Updated: May 2
The Phoenicians were one of the first civilizations to use an alphabet, which later became the basis for the Greek and Roman alphabets. Over time, typography continued to evolve, with the invention of the printing press by Johannes Gutenberg in the 15th century being a significant milestone.
During the Renaissance, typography became more than just a tool for communication. It became an art form, with designers and printers experimenting with different typefaces, sizes, and layouts to create beautiful and visually appealing texts. The Italian printer Aldus Manutius was a pioneer in the pocket book format, which revolutionized book publishing.
In the 18th century, typography became more standardized, with the creation of the modern serif and sans-serif typefaces. The Scottish type designer William Caslon created the first English typeface, which is still widely used today.
The 19th century saw the rise of industrialization and mass production, which led to the development of new printing techniques and the use of new materials, such as wood, metal, and later, phototype. The Swiss typographer and designer Jan Tschichold played a significant role in this period, advocating for the use of simple, clear, and legible typefaces, which became known as the "New Typography."
In the 20th century, typography continued to evolve with the introduction of new technologies such as phototypesetting, digital typesetting, and desktop publishing. The modernist movement, led by designers such as Paul Rand, Saul Bass, and Massimo Vignelli, emphasized simplicity, clarity, and functionality in typography, which became the hallmark of modern graphic design.
Today, typography is an essential part of graphic design, advertising, and branding. With the rise of digital media, designers have more tools and techniques at their disposal to create beautiful and engaging typography. Typography has come a long way since the invention of writing, and it has evolved into an art form that combines functionality with creativity and beauty.

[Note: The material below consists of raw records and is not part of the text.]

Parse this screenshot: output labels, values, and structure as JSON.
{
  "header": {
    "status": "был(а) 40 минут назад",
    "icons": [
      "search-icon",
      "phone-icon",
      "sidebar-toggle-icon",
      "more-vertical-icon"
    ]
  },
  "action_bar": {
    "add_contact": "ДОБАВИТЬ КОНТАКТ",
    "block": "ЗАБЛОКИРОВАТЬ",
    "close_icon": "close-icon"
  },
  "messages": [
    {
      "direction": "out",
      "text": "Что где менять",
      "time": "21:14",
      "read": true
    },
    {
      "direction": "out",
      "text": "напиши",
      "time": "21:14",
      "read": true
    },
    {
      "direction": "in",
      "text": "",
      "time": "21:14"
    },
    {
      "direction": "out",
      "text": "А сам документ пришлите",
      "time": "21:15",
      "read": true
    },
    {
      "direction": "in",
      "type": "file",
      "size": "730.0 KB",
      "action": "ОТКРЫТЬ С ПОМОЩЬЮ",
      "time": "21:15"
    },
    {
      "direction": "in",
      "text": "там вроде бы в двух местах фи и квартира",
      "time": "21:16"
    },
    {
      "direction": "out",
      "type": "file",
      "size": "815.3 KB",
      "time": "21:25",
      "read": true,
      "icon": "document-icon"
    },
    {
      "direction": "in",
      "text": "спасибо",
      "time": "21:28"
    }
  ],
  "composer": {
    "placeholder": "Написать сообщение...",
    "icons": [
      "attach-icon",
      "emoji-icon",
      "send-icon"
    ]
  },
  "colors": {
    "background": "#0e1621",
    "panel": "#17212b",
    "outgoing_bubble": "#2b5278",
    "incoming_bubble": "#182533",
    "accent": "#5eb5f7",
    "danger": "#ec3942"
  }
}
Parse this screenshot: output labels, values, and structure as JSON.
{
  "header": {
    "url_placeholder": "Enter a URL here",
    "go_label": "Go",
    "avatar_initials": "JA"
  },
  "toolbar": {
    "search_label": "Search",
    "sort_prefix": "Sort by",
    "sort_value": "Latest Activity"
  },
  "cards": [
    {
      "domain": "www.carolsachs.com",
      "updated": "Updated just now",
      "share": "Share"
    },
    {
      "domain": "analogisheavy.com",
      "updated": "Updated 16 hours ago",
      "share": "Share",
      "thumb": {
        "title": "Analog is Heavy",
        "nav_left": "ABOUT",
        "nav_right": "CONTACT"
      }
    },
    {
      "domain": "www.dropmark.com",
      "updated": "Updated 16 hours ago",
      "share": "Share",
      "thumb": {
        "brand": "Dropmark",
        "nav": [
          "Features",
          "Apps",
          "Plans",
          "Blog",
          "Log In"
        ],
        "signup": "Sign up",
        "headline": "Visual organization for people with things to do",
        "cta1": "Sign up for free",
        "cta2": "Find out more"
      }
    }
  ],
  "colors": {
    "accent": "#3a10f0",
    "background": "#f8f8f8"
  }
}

In conclusion, typography is more than just letters on a page or screen. It is an art form that has evolved over centuries and continues to do so. As technology changes, so does typography, but one thing remains constant - its ability to capture and communicate the essence of a message.